CALGARY, Alberta (Reuters) - The fate of a handful of liquefied natural gas projects planned for Canada's Pacific coast may depend on the Canadian government's willingness to spell out rules for foreign investment in the country's energy sector, according to a study released on Thursday.
Apache Corp, Royal Dutch Shell Plc, Petronas, BG Group Plc and others are in the planning stages for LNG projects that would take gas from the rich shale fields of northeastern British Columbia and ship it to Asian buyers.
But the federal government's decision last month to stall the C$5.2 billion ($5.2 billion) bid by Malaysia's state-owned Petronas C$5.2 billion for Canada's Progress Energy Resources Corp could lessen the appetite of Asian buyers for Canadian LNG, energy consultants Wood Mackenzie said.
"Some potential off-takers of Canadian LNG like the idea ... because it's perceived as having low political risk, and another reason is because they see the potential for investment opportunities," said Noel Tomnay, head of global gas at the consultancy.
"If there are going to be restrictions on how they access those opportunities, if acquisitions are closed to them, then clearly that would restrict the attractiveness of those opportunities.

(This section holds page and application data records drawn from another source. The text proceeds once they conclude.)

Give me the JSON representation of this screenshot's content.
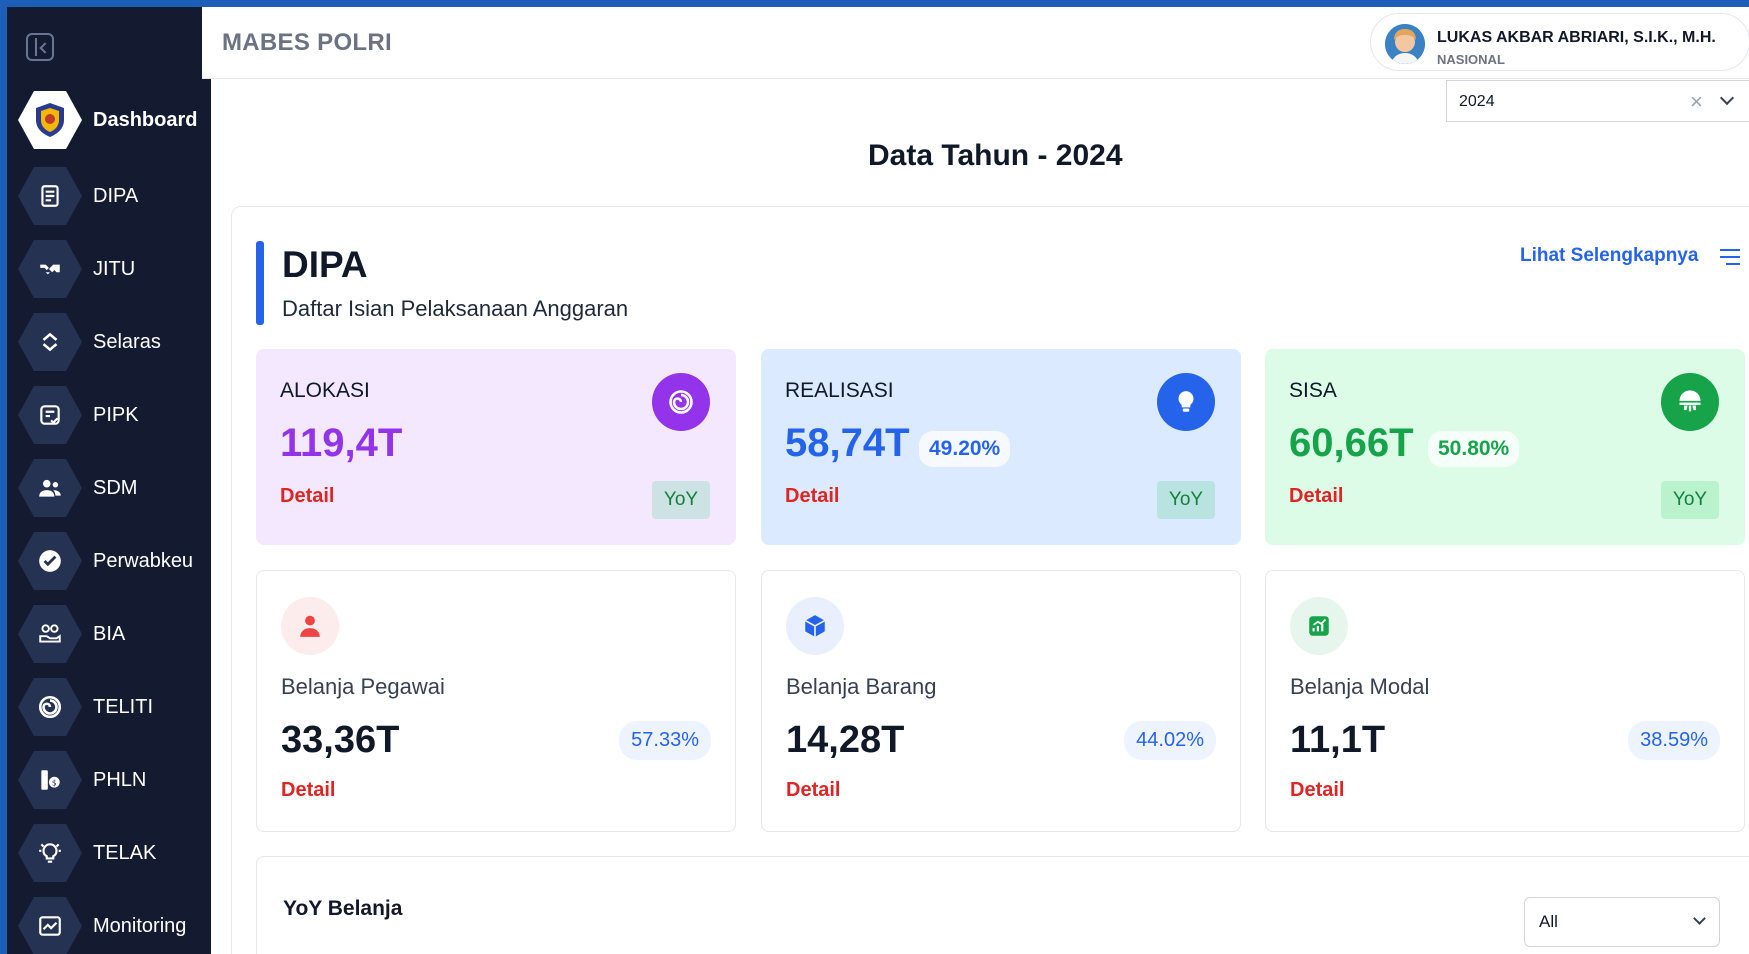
{
  "header": {
    "title": "MABES POLRI",
    "user_name": "LUKAS AKBAR ABRIARI, S.I.K., M.H.",
    "user_role": "NASIONAL"
  },
  "sidebar": {
    "items": [
      {
        "label": "Dashboard",
        "icon": "logo-shield-icon"
      },
      {
        "label": "DIPA",
        "icon": "document-icon"
      },
      {
        "label": "JITU",
        "icon": "handshake-icon"
      },
      {
        "label": "Selaras",
        "icon": "sync-icon"
      },
      {
        "label": "PIPK",
        "icon": "checklist-icon"
      },
      {
        "label": "SDM",
        "icon": "people-icon"
      },
      {
        "label": "Perwabkeu",
        "icon": "check-circle-icon"
      },
      {
        "label": "BIA",
        "icon": "budget-hand-icon"
      },
      {
        "label": "TELITI",
        "icon": "swirl-icon"
      },
      {
        "label": "PHLN",
        "icon": "money-hand-icon"
      },
      {
        "label": "TELAK",
        "icon": "lightbulb-icon"
      },
      {
        "label": "Monitoring",
        "icon": "chart-icon"
      }
    ]
  },
  "year_filter": {
    "value": "2024",
    "clear": "×"
  },
  "page_title": "Data Tahun - 2024",
  "dipa": {
    "title": "DIPA",
    "subtitle": "Daftar Isian Pelaksanaan Anggaran",
    "see_more": "Lihat Selengkapnya",
    "stats": [
      {
        "label": "ALOKASI",
        "value": "119,4T",
        "percent": "",
        "detail": "Detail",
        "yoy": "YoY",
        "color": "#9333ea",
        "bg": "#f3e8ff",
        "icon": "swirl-icon"
      },
      {
        "label": "REALISASI",
        "value": "58,74T",
        "percent": "49.20%",
        "detail": "Detail",
        "yoy": "YoY",
        "color": "#2563eb",
        "bg": "#dbeafe",
        "icon": "lightbulb-icon"
      },
      {
        "label": "SISA",
        "value": "60,66T",
        "percent": "50.80%",
        "detail": "Detail",
        "yoy": "YoY",
        "color": "#16a34a",
        "bg": "#dcfce7",
        "icon": "pie-icon"
      }
    ],
    "spending": [
      {
        "label": "Belanja Pegawai",
        "value": "33,36T",
        "percent": "57.33%",
        "detail": "Detail",
        "icon": "person-icon",
        "color": "#ef4444"
      },
      {
        "label": "Belanja Barang",
        "value": "14,28T",
        "percent": "44.02%",
        "detail": "Detail",
        "icon": "box-icon",
        "color": "#2563eb"
      },
      {
        "label": "Belanja Modal",
        "value": "11,1T",
        "percent": "38.59%",
        "detail": "Detail",
        "icon": "growth-chart-icon",
        "color": "#16a34a"
      }
    ]
  },
  "yoy_belanja": {
    "title": "YoY Belanja",
    "filter_value": "All"
  }
}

If would-be Asian investors thought that corporate acquisitions were an avenue that was not open to them then Canadian LNG would become less attractive."
The Canadian government is looking to come up with rules governing corporate acquisitions by state-owned companies and has pushed off a decision on the Petronas bid as it considers whether to approve the $15.1 billion offer for Nexen Inc from China's CNOOC Ltd.
Exporting LNG to Asia is seen as a way to boost returns for natural-gas producers tapping the Montney, Horn River and Liard Basin shale regions of northeastern British Columbia.
Though Wood Mackenzie estimates the fields contain as much as 280 trillion cubic feet of gas, they are far from Canada's traditional U.S. export market, while growing supplies from American shale regions have cut into Canadian shipments.
Because the region lacks infrastructure, developing the resource will be expensive, requiring new pipelines and multibillion-dollar liquefaction. Continued...